What you will do
Could you restate every entry word for word, leaving the pictures out?

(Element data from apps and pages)
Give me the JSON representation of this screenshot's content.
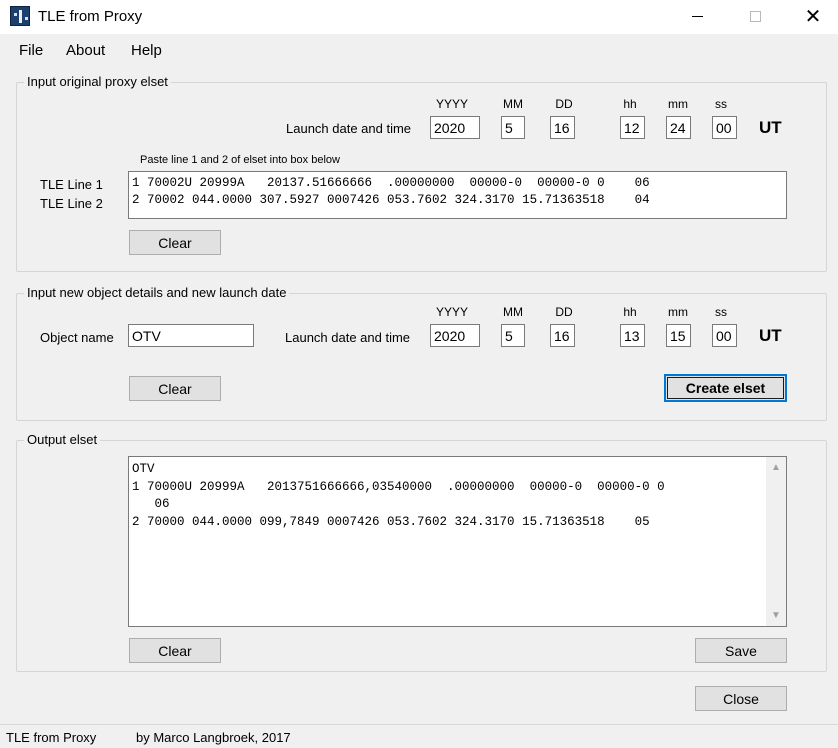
{
  "window": {
    "title": "TLE from Proxy",
    "controls": {
      "minimize_icon": "minimize-icon",
      "maximize_icon": "maximize-icon",
      "close_icon": "close-icon",
      "close_glyph": "✕"
    }
  },
  "menu": {
    "items": [
      "File",
      "About",
      "Help"
    ]
  },
  "columns": {
    "year": "YYYY",
    "month": "MM",
    "day": "DD",
    "hour": "hh",
    "minute": "mm",
    "second": "ss"
  },
  "proxy": {
    "group_title": "Input original proxy elset",
    "launch_label": "Launch date and time",
    "date": {
      "year": "2020",
      "month": "5",
      "day": "16",
      "hour": "12",
      "minute": "24",
      "second": "00"
    },
    "ut": "UT",
    "paste_hint": "Paste line 1 and 2 of elset into box below",
    "tle_line1_label": "TLE Line 1",
    "tle_line2_label": "TLE Line 2",
    "tle_text": "1 70002U 20999A   20137.51666666  .00000000  00000-0  00000-0 0    06\n2 70002 044.0000 307.5927 0007426 053.7602 324.3170 15.71363518    04",
    "clear_label": "Clear"
  },
  "new_object": {
    "group_title": "Input new object details and new launch date",
    "object_name_label": "Object name",
    "object_name": "OTV",
    "launch_label": "Launch date and time",
    "date": {
      "year": "2020",
      "month": "5",
      "day": "16",
      "hour": "13",
      "minute": "15",
      "second": "00"
    },
    "ut": "UT",
    "clear_label": "Clear",
    "create_label": "Create elset"
  },
  "output": {
    "group_title": "Output elset",
    "text": "OTV\n1 70000U 20999A   2013751666666,03540000  .00000000  00000-0  00000-0 0\n   06\n2 70000 044.0000 099,7849 0007426 053.7602 324.3170 15.71363518    05",
    "clear_label": "Clear",
    "save_label": "Save"
  },
  "close_label": "Close",
  "status": {
    "app_name": "TLE from Proxy",
    "credit": "by Marco Langbroek, 2017"
  }
}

Output of the exercise
Give me the JSON representation of this screenshot's content.
{
  "window": {
    "title": "TLE from Proxy",
    "controls": {
      "minimize_icon": "minimize-icon",
      "maximize_icon": "maximize-icon",
      "close_icon": "close-icon",
      "close_glyph": "✕"
    }
  },
  "menu": {
    "items": [
      "File",
      "About",
      "Help"
    ]
  },
  "columns": {
    "year": "YYYY",
    "month": "MM",
    "day": "DD",
    "hour": "hh",
    "minute": "mm",
    "second": "ss"
  },
  "proxy": {
    "group_title": "Input original proxy elset",
    "launch_label": "Launch date and time",
    "date": {
      "year": "2020",
      "month": "5",
      "day": "16",
      "hour": "12",
      "minute": "24",
      "second": "00"
    },
    "ut": "UT",
    "paste_hint": "Paste line 1 and 2 of elset into box below",
    "tle_line1_label": "TLE Line 1",
    "tle_line2_label": "TLE Line 2",
    "tle_text": "1 70002U 20999A   20137.51666666  .00000000  00000-0  00000-0 0    06\n2 70002 044.0000 307.5927 0007426 053.7602 324.3170 15.71363518    04",
    "clear_label": "Clear"
  },
  "new_object": {
    "group_title": "Input new object details and new launch date",
    "object_name_label": "Object name",
    "object_name": "OTV",
    "launch_label": "Launch date and time",
    "date": {
      "year": "2020",
      "month": "5",
      "day": "16",
      "hour": "13",
      "minute": "15",
      "second": "00"
    },
    "ut": "UT",
    "clear_label": "Clear",
    "create_label": "Create elset"
  },
  "output": {
    "group_title": "Output elset",
    "text": "OTV\n1 70000U 20999A   2013751666666,03540000  .00000000  00000-0  00000-0 0\n   06\n2 70000 044.0000 099,7849 0007426 053.7602 324.3170 15.71363518    05",
    "clear_label": "Clear",
    "save_label": "Save"
  },
  "close_label": "Close",
  "status": {
    "app_name": "TLE from Proxy",
    "credit": "by Marco Langbroek, 2017"
  }
}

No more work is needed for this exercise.